### INSTRUCTIONS TO FOLLOW
For the entries below, report the number of lines containing "value", without any other content.

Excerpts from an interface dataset
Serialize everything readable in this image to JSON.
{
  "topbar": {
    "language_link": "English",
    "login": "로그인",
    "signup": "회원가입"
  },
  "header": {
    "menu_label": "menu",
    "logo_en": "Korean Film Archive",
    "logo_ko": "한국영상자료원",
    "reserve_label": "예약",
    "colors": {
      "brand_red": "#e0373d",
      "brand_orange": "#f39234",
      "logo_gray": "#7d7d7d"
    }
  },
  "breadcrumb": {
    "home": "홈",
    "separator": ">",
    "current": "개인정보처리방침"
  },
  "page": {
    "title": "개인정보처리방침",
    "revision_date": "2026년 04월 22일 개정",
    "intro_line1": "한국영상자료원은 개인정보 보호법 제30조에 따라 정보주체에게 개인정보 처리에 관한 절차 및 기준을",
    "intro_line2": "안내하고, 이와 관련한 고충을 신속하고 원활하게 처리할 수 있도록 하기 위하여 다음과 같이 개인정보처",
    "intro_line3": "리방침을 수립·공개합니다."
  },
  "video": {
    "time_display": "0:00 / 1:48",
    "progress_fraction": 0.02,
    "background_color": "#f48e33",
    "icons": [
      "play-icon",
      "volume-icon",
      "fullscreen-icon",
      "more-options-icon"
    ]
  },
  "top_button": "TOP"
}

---

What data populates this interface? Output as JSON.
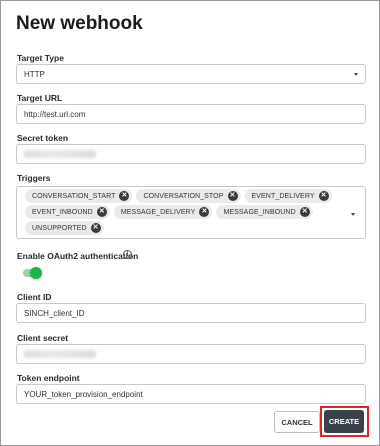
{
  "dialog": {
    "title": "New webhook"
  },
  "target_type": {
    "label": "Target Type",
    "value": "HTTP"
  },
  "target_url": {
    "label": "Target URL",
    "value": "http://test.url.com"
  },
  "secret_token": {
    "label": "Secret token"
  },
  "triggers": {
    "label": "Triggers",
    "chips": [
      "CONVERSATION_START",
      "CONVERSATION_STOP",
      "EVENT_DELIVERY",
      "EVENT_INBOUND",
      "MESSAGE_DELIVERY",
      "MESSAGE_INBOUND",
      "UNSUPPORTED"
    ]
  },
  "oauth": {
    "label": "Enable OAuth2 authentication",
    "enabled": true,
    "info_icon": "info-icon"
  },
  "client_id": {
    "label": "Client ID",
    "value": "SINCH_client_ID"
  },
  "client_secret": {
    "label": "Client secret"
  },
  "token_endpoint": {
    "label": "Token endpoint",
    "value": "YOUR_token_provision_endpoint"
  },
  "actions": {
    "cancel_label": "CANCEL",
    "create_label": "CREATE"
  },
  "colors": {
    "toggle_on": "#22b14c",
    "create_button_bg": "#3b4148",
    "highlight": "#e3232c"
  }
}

### ANSWER SECTION
4